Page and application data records
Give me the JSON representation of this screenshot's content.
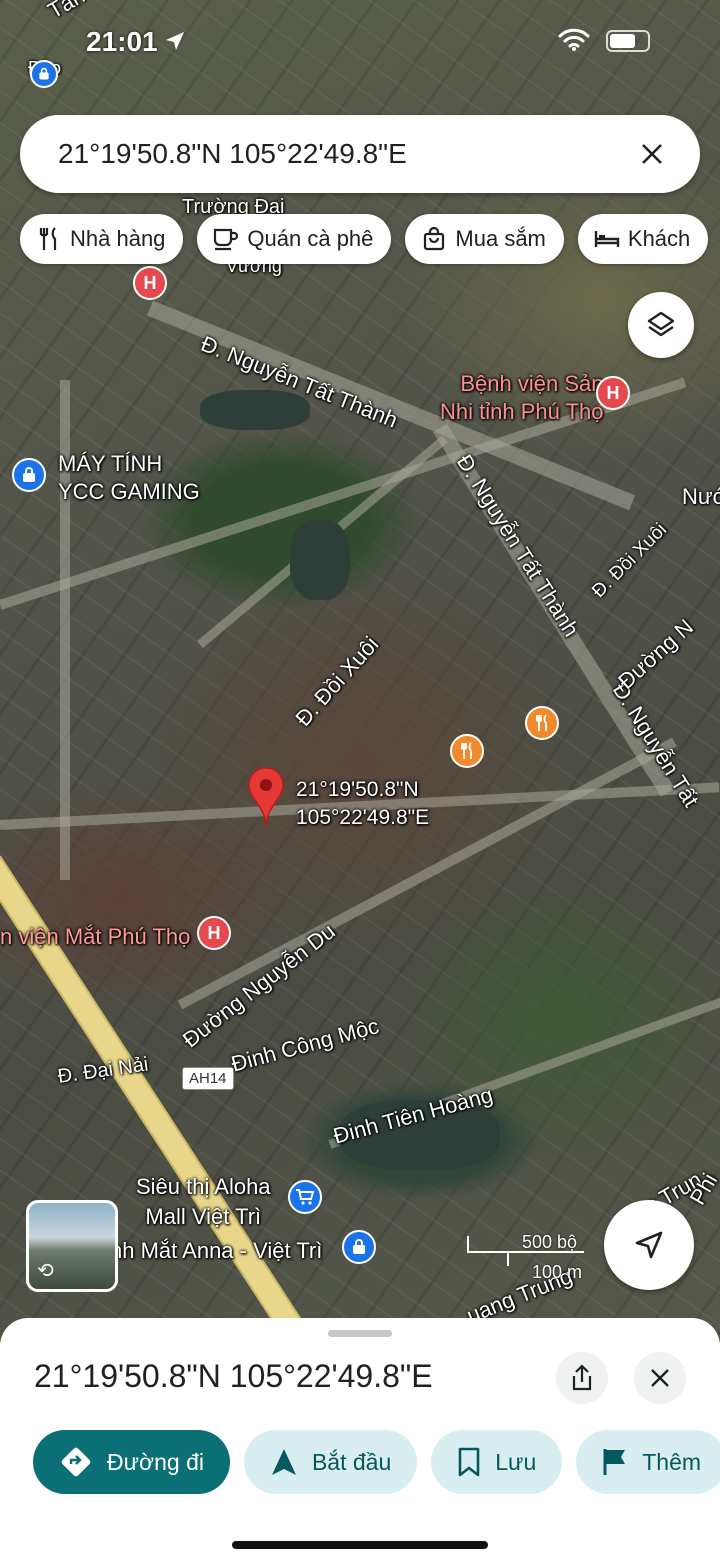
{
  "status": {
    "time": "21:01"
  },
  "search": {
    "query": "21°19'50.8\"N 105°22'49.8\"E"
  },
  "chips": [
    {
      "icon": "fork-knife-icon",
      "label": "Nhà hàng"
    },
    {
      "icon": "coffee-icon",
      "label": "Quán cà phê"
    },
    {
      "icon": "shopping-bag-icon",
      "label": "Mua sắm"
    },
    {
      "icon": "bed-icon",
      "label": "Khách"
    }
  ],
  "map": {
    "labels": {
      "tan": "Tân",
      "dao": "Đảo",
      "truong_dai": "Trường Đại",
      "vuong": "Vương",
      "nguyen_tat_thanh_1": "Đ. Nguyễn Tất Thành",
      "nguyen_tat_thanh_2": "Đ. Nguyễn Tất Thành",
      "nguyen_tat_thanh_3": "Đ. Nguyễn Tất",
      "benh_vien_san": "Bệnh viện Sản\nNhi tỉnh Phú Thọ",
      "may_tinh": "MÁY TÍNH\nYCC GAMING",
      "doi_xuoi_1": "Đ. Đồi Xuôi",
      "doi_xuoi_2": "Đ. Đồi Xuôi",
      "duong_n": "Đường N",
      "nuoc": "Nướ",
      "pin_coords": "21°19'50.8\"N\n105°22'49.8\"E",
      "mat_phu_tho": "n viện Mắt Phú Thọ",
      "nguyen_du": "Đường Nguyễn Du",
      "dinh_cong_moc": "Đinh Công Mộc",
      "dai_nai": "Đ. Đại Nải",
      "ah14": "AH14",
      "dinh_tien_hoang": "Đinh Tiên Hoàng",
      "sieu_thi": "Siêu thị Aloha\nMall Việt Trì",
      "mat_anna": "nh Mắt Anna - Việt Trì",
      "trung": "g Trun",
      "phu": "Phi",
      "quang_trung": "uang Trung"
    },
    "scale": {
      "top": "500 bộ",
      "bottom": "100 m"
    }
  },
  "sheet": {
    "coords": "21°19'50.8\"N 105°22'49.8\"E",
    "actions": [
      {
        "icon": "directions-icon",
        "label": "Đường đi"
      },
      {
        "icon": "navigation-arrow-icon",
        "label": "Bắt đầu"
      },
      {
        "icon": "bookmark-icon",
        "label": "Lưu"
      },
      {
        "icon": "flag-icon",
        "label": "Thêm"
      }
    ]
  },
  "colors": {
    "primary": "#0b6f76",
    "secondary_bg": "#d9eef1",
    "pin_red": "#e5484d",
    "food_orange": "#f08a2c",
    "shop_blue": "#1a73e8"
  }
}
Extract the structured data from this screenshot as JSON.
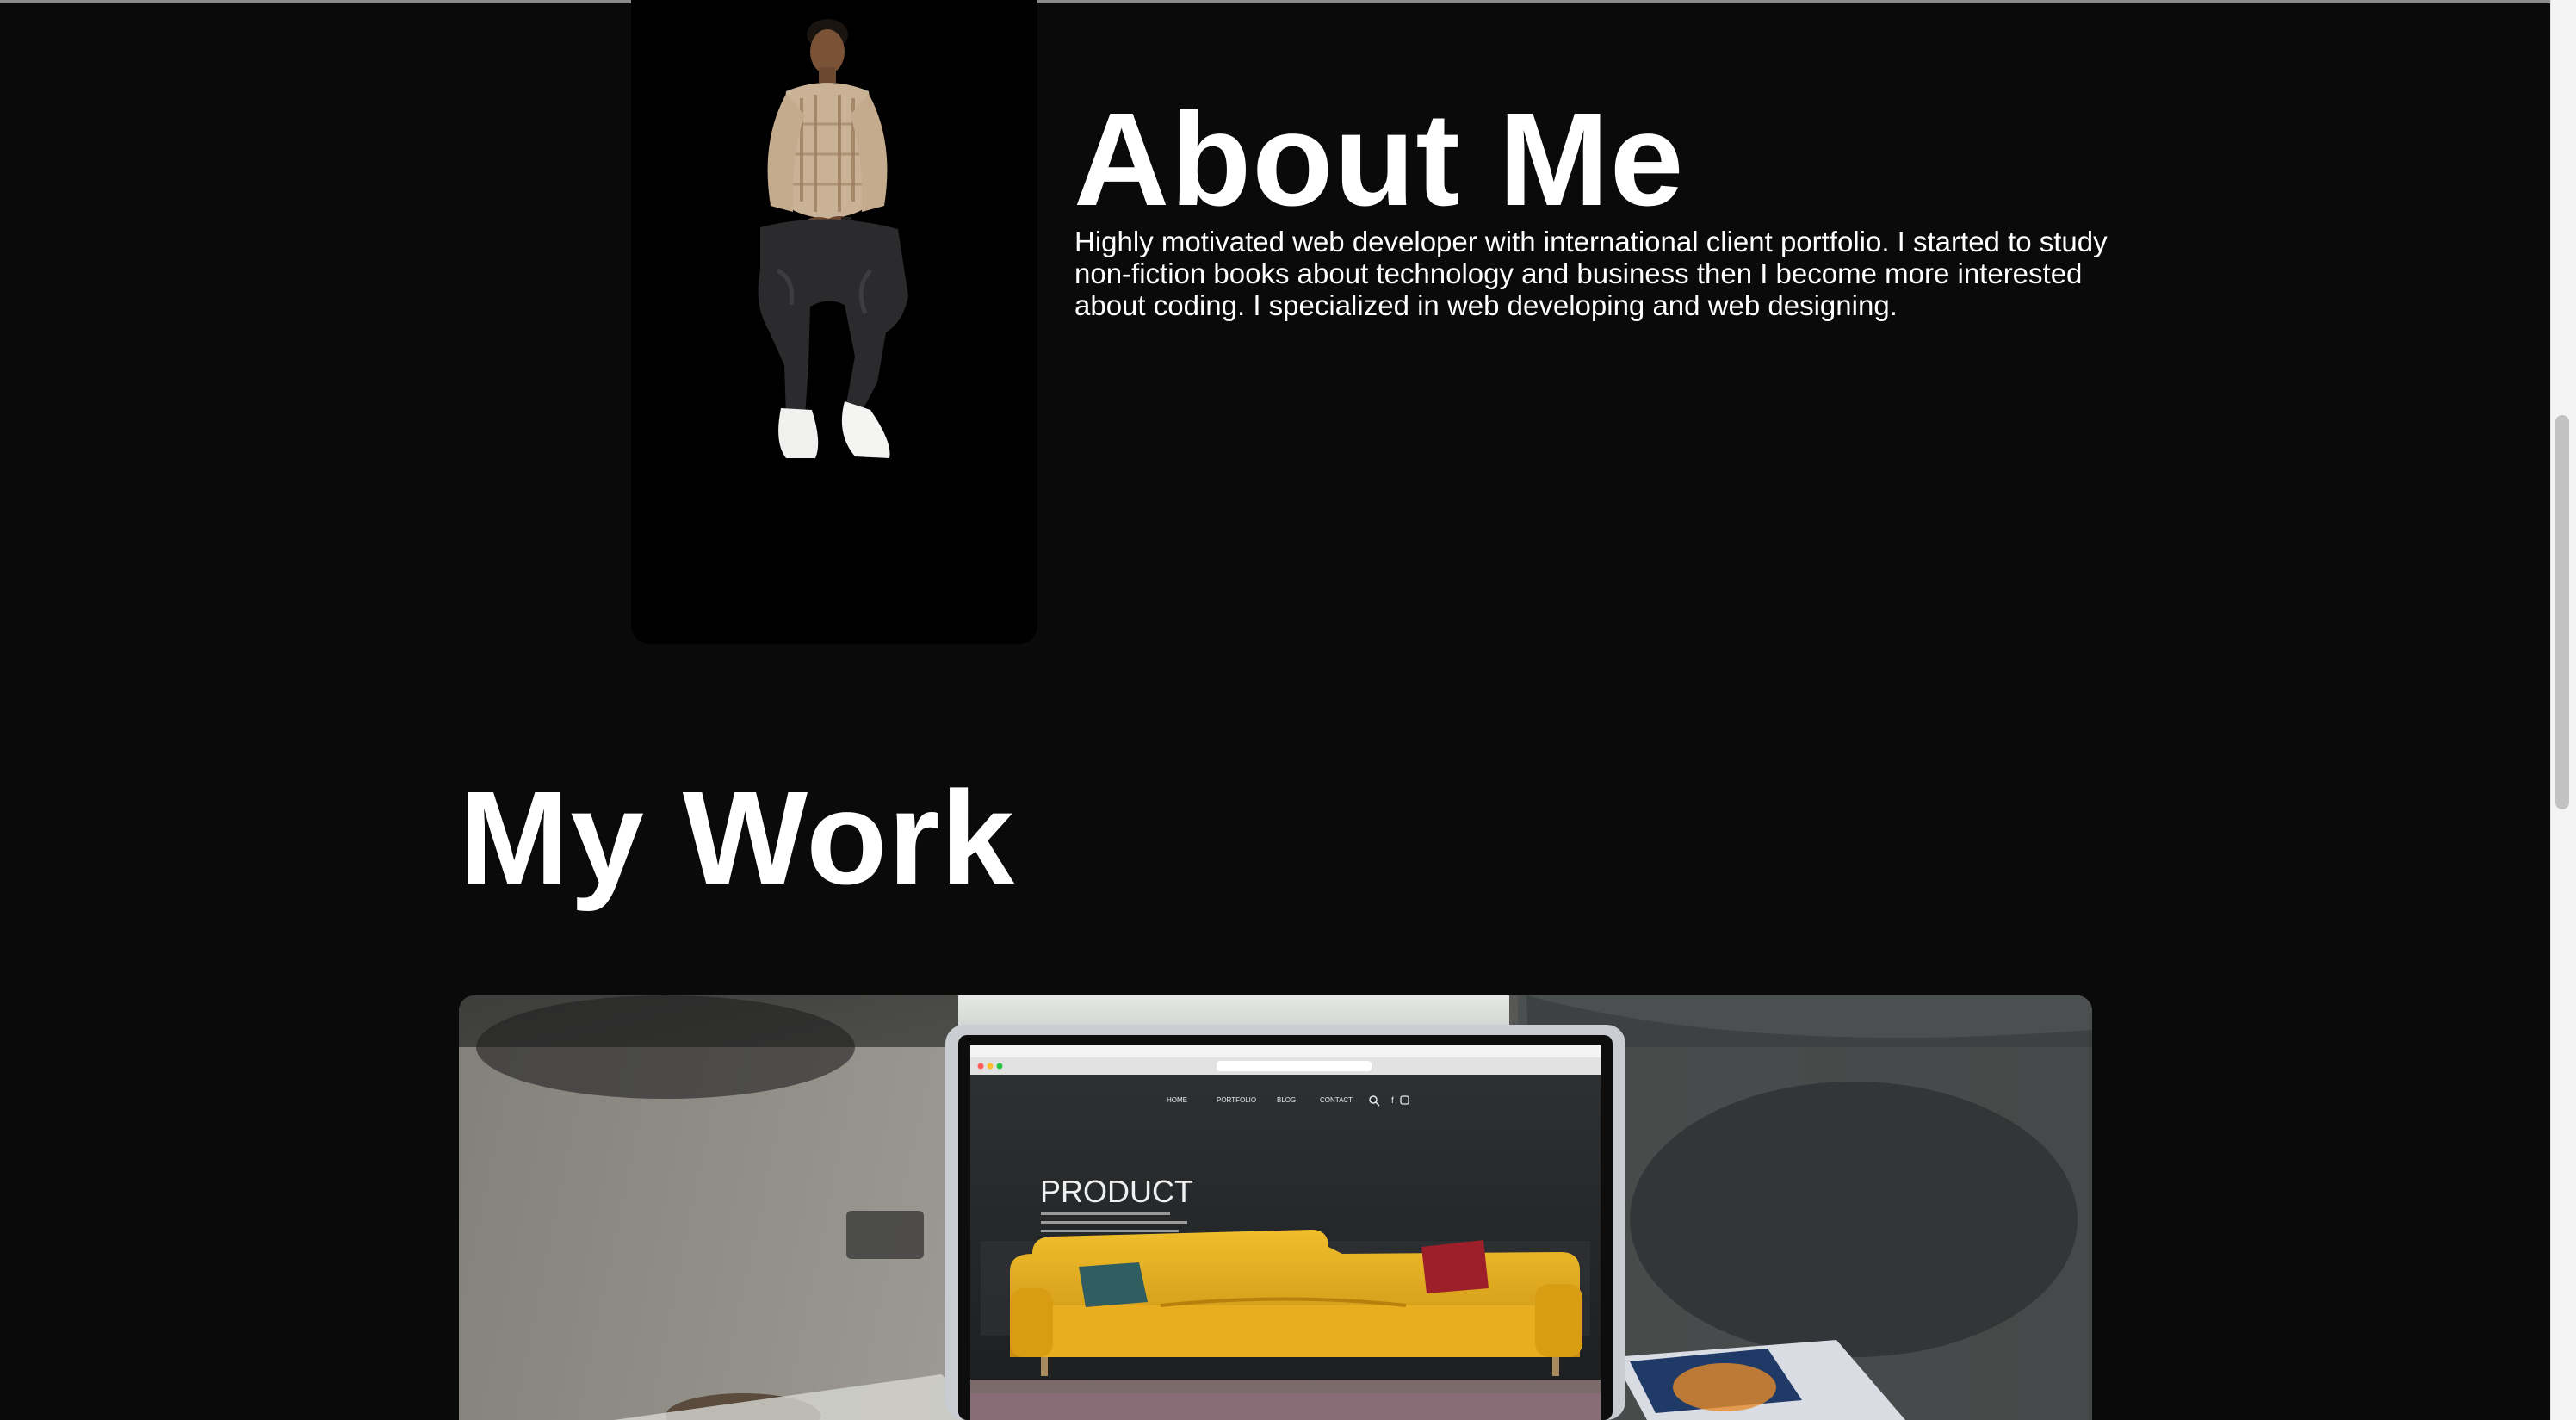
{
  "about": {
    "title": "About Me",
    "description": "Highly motivated web developer with international client portfolio. I started to study non-fiction books about technology and business then I become more interested about coding. I specialized in web developing and web designing."
  },
  "work": {
    "title": "My Work",
    "project_screen": {
      "nav_items": [
        "HOME",
        "PORTFOLIO",
        "BLOG",
        "CONTACT"
      ],
      "hero_title": "PRODUCT"
    }
  },
  "colors": {
    "page_background": "#0a0a0a",
    "text": "#ffffff",
    "card_background": "#000000",
    "scrollbar_thumb": "#c2c2c2"
  },
  "icons": [
    "person-photo",
    "search-icon",
    "facebook-icon",
    "instagram-icon"
  ]
}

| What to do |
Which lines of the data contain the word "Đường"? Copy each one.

| Output of the exercise |
      "duong_n": "Đường N",
      "nguyen_du": "Đường Nguyễn Du",
        "label": "Đường đi"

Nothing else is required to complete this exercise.